### Aim of the exercise
Each line from the material with the word "Traveller" in it must be copied.

### Dataset extract

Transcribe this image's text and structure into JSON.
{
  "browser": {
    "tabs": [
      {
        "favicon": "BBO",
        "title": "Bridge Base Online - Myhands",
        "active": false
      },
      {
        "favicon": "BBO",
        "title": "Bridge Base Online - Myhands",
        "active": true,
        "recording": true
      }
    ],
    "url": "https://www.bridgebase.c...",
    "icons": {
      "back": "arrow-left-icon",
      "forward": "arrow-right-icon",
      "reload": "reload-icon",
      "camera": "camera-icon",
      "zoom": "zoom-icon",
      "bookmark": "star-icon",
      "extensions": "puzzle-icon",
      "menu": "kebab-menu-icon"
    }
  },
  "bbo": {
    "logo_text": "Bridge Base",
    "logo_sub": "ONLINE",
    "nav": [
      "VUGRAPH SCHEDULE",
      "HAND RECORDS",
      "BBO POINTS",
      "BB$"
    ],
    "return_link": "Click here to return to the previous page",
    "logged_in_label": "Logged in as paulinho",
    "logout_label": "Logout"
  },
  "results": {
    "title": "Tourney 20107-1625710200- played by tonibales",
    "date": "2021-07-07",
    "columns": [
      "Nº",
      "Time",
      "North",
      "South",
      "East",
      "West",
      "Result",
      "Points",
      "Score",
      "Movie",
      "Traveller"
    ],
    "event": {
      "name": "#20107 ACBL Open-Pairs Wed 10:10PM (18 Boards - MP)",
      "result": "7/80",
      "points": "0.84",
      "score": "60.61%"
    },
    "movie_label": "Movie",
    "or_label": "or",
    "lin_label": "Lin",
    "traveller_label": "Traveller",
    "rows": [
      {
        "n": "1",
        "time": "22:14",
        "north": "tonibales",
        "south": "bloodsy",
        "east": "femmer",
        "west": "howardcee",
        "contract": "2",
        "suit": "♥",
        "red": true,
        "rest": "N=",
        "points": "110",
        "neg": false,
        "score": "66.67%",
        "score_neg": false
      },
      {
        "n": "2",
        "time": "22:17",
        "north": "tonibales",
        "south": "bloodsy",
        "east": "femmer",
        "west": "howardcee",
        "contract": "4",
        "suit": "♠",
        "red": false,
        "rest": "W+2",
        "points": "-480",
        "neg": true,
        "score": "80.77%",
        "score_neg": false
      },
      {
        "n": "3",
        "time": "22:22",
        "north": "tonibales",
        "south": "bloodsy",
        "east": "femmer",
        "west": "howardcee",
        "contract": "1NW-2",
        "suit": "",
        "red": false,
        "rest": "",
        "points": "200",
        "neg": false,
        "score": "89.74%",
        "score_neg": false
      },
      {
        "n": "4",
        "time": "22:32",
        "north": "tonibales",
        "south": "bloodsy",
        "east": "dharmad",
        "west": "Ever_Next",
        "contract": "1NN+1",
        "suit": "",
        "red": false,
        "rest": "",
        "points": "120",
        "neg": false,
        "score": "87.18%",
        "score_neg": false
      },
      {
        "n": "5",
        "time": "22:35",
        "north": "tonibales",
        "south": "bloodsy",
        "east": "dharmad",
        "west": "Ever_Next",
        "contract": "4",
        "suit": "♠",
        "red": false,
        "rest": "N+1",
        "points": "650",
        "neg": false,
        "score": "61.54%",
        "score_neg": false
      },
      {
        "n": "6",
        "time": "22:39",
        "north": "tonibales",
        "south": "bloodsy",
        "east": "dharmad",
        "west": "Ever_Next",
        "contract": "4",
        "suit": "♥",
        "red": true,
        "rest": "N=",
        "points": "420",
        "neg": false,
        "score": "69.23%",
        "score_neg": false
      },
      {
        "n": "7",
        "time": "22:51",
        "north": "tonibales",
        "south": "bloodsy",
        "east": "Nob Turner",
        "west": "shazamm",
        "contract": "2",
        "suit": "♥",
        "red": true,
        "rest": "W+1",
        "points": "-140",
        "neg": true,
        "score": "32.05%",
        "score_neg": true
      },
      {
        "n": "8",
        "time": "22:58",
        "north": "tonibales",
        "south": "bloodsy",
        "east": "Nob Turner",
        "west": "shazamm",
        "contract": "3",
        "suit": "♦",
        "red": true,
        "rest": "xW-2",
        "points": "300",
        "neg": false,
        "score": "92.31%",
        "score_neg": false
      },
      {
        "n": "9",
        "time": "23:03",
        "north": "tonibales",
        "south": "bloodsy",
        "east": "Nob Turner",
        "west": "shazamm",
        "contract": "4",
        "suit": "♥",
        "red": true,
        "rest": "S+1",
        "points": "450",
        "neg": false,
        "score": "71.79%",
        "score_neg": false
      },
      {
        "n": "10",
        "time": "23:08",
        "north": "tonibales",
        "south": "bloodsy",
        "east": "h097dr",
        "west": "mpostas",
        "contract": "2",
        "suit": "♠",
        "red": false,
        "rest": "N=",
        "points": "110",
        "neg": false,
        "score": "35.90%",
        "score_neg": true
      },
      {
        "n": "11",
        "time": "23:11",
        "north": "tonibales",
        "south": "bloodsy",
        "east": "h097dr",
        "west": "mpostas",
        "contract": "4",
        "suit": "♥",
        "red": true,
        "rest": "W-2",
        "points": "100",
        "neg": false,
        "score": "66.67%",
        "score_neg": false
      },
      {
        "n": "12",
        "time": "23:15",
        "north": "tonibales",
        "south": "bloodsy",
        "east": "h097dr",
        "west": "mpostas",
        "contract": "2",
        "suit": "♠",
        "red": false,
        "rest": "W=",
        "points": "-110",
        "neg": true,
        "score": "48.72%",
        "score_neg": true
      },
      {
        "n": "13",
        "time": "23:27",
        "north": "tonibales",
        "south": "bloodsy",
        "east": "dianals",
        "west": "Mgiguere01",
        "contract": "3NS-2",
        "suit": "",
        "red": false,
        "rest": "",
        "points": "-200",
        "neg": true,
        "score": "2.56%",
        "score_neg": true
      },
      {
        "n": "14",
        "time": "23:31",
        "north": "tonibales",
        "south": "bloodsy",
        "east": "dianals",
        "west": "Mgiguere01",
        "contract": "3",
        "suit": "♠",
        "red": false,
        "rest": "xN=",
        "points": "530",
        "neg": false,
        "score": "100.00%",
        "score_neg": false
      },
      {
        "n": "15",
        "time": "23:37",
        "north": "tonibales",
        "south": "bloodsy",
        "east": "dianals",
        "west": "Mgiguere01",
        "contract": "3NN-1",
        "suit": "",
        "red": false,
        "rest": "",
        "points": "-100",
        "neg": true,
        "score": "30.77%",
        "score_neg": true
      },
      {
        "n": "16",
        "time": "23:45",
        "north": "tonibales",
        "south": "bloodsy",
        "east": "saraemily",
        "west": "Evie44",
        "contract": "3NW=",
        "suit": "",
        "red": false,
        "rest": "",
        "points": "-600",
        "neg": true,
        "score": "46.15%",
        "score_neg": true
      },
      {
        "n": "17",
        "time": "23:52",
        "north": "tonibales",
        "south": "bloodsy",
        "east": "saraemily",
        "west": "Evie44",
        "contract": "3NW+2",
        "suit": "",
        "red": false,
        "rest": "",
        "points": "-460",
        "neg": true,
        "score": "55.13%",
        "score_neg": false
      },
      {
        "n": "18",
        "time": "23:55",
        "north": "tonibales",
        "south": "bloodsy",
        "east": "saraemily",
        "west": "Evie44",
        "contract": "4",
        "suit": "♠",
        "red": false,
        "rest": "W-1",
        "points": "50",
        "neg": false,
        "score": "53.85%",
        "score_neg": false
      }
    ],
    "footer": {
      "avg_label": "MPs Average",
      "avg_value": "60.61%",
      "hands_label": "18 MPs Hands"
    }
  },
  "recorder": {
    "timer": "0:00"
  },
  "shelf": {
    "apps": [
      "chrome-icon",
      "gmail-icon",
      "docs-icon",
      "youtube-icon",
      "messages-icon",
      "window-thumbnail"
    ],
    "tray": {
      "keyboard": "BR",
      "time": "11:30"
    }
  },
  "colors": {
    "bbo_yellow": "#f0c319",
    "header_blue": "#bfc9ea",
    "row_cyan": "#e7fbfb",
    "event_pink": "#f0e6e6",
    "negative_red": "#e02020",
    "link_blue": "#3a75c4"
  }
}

### Completed exercise
      "Traveller"
    "traveller_label": "Traveller",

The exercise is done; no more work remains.